More than 200 International Longshoremen’s Association members on Friday protested a New York-New Jersey container terminal’s labor-saving technology plan, foreshadowing a heated battle over East Coast and Gulf port contract negotiations.
Several local and international union officials said that they were concerned that technology used at the Global Terminal in Bayonne, N.J. would eliminate ILA jobs in terminal yards and at truck gates staffed by union clerks. GCT President Jim Devine has said Global’s primary goal is to maximize production at the port’s smallest major terminal and to improve worker safety, not to eliminate union jobs.
GCT USA, which owns Global, plans to install rail-mounted gantry cranes and truck gates with optical character recognition scanners when it expands the terminal to 170 acres from the current 100. The expansion is set for completion in 2014.
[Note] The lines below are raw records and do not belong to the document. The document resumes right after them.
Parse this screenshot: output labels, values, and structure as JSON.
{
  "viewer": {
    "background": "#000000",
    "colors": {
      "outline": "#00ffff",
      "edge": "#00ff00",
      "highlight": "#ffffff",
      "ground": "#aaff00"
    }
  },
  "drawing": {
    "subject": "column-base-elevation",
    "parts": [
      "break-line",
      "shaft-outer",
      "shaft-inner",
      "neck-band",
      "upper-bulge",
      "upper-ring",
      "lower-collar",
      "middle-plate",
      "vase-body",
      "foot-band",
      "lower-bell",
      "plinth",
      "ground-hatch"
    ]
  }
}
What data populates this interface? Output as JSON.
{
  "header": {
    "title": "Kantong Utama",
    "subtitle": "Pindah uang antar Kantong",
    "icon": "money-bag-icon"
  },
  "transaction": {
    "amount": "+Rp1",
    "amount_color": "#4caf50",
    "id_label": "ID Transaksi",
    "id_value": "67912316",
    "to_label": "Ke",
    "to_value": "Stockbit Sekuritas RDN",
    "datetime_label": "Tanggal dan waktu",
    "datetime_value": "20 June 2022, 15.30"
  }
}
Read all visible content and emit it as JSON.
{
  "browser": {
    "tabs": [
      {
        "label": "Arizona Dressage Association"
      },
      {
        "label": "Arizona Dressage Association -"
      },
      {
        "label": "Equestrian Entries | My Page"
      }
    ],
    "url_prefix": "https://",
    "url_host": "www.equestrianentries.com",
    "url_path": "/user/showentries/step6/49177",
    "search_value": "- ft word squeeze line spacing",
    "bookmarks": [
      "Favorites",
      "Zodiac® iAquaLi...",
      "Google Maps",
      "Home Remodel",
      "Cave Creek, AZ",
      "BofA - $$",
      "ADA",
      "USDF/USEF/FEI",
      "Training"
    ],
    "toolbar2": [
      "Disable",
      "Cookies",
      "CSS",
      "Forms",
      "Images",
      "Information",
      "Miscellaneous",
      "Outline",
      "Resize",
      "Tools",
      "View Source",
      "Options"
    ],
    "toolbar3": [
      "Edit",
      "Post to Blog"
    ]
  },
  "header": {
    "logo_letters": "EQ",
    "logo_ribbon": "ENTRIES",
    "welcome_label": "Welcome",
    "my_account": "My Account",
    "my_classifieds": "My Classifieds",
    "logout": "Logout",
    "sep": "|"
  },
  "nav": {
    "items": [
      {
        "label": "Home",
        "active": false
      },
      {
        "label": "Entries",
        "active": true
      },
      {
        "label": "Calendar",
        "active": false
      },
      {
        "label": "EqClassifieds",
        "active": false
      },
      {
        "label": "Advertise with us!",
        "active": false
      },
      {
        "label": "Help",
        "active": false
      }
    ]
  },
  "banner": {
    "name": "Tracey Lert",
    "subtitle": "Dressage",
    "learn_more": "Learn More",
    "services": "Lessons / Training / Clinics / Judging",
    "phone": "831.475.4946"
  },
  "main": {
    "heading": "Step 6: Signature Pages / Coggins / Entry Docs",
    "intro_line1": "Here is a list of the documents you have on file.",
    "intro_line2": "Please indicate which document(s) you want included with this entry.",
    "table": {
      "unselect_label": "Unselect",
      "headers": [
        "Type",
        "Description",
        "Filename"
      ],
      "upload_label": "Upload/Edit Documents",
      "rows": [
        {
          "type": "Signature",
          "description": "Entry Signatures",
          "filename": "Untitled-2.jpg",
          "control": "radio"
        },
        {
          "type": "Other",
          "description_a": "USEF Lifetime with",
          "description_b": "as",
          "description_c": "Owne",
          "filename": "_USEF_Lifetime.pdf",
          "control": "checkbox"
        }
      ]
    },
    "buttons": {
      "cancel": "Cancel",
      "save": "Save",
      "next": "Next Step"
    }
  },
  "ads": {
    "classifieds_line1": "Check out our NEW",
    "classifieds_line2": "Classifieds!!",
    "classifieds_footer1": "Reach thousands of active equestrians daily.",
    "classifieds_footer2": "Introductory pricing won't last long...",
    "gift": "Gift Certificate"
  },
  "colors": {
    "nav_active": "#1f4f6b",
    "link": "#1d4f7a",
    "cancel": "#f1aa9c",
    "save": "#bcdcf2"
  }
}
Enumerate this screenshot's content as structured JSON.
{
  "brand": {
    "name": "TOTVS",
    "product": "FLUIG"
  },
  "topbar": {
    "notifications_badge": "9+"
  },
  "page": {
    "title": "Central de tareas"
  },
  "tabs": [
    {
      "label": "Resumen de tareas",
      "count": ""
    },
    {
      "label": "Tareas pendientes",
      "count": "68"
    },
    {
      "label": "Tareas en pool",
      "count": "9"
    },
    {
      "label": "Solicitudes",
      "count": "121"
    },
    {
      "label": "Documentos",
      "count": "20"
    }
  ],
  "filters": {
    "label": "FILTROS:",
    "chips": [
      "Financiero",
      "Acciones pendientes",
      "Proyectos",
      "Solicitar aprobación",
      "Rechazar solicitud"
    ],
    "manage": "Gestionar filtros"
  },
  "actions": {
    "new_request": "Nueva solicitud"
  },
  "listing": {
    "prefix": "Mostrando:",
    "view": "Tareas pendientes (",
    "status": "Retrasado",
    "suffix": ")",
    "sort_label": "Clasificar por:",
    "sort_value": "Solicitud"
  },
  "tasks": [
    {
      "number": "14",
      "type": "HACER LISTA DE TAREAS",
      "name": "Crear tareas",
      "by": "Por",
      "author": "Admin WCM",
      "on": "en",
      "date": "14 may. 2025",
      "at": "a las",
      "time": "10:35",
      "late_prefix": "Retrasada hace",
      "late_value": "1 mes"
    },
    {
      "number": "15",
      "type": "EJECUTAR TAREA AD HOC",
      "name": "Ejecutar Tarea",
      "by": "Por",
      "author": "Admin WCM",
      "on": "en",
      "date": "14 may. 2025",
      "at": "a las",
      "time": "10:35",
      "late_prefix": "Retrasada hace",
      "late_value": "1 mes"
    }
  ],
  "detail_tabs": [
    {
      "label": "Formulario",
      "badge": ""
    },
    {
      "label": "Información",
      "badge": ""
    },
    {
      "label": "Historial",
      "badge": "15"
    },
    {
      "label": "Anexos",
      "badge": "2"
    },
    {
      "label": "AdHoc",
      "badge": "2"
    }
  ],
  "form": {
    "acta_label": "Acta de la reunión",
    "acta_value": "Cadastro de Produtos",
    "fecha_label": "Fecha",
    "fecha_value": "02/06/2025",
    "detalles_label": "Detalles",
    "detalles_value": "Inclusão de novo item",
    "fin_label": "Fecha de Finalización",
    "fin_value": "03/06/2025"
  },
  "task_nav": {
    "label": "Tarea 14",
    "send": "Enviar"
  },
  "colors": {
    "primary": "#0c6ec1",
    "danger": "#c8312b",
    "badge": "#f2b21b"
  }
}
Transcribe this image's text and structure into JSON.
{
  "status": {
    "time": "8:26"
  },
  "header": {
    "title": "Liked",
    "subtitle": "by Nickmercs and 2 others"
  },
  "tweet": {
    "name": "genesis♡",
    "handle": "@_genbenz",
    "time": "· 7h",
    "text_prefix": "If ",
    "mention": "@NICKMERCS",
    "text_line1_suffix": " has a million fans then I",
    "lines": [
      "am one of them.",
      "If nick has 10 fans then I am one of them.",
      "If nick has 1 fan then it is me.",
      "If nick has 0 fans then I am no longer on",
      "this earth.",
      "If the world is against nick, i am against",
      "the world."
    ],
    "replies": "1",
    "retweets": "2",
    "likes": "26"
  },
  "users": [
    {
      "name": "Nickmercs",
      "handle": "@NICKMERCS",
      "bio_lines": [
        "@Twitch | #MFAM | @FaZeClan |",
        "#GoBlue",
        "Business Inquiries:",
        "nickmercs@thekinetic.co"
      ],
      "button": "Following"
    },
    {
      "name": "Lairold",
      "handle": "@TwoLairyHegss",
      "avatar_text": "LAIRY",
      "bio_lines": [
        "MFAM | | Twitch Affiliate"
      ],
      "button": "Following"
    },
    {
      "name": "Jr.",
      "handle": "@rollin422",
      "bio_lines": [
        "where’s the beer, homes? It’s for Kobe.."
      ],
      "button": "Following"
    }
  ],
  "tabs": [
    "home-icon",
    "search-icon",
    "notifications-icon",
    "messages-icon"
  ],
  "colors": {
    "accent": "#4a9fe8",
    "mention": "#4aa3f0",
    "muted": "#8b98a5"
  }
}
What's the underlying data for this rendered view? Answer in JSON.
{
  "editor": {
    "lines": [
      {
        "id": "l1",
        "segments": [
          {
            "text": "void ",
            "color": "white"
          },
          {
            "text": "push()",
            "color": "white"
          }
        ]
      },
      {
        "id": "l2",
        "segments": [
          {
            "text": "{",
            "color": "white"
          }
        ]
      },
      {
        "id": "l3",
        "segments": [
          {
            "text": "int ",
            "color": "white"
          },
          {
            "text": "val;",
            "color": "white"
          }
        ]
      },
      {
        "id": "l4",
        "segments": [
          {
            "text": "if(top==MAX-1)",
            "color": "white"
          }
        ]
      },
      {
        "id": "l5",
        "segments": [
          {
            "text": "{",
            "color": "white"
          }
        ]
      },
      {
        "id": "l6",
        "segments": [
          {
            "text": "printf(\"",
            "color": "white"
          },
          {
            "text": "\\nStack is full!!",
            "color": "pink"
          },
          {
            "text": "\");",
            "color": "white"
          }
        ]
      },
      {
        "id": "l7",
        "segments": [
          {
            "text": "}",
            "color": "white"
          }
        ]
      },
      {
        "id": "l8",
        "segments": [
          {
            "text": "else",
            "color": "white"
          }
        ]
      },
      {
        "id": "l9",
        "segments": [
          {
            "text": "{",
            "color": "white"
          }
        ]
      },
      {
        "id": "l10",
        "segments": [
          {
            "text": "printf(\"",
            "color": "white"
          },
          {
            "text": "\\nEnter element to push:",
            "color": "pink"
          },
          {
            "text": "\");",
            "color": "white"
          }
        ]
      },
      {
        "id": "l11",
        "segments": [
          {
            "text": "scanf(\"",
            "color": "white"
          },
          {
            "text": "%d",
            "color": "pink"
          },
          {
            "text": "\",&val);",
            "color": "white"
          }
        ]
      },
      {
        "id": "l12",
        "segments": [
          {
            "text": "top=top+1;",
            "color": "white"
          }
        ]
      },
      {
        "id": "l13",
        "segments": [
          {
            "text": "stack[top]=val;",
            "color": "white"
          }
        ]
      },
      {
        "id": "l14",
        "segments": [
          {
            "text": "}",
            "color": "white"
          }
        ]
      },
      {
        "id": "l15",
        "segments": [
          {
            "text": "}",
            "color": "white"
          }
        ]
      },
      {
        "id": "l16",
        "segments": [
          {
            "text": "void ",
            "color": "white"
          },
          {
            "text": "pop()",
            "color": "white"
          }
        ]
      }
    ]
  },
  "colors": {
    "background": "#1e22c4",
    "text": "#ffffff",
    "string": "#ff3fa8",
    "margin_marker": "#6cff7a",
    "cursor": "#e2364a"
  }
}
Global plans to install the rail-mounted gantries only in the terminal’s new section. But Virgil Maldonado, president of ILA Local 1588 in Bayonne, said he’s concerned that the technology eventually will be installed throughout Global and elsewhere.
“We’ve been to other terminals that have gone through this process and seen how it eliminates jobs,” he said. “We want guarantees to protect jobs that allow members to earn a decent living."
ILA President Harold Daggett, who took office last July, has criticized automation and said he will demand job guarantees for workers displaced by technology at Global and other ports.
The ILA’s coastwide contract, which expires Sept. 30, allows employers to implement labor-saving technology on six months’ notice. The union cannot block introduction of the technology but can negotiate the impact on jobs.
Daggett organized Friday’s rally but a schedule conflict precluded his attendance, a spokesman said.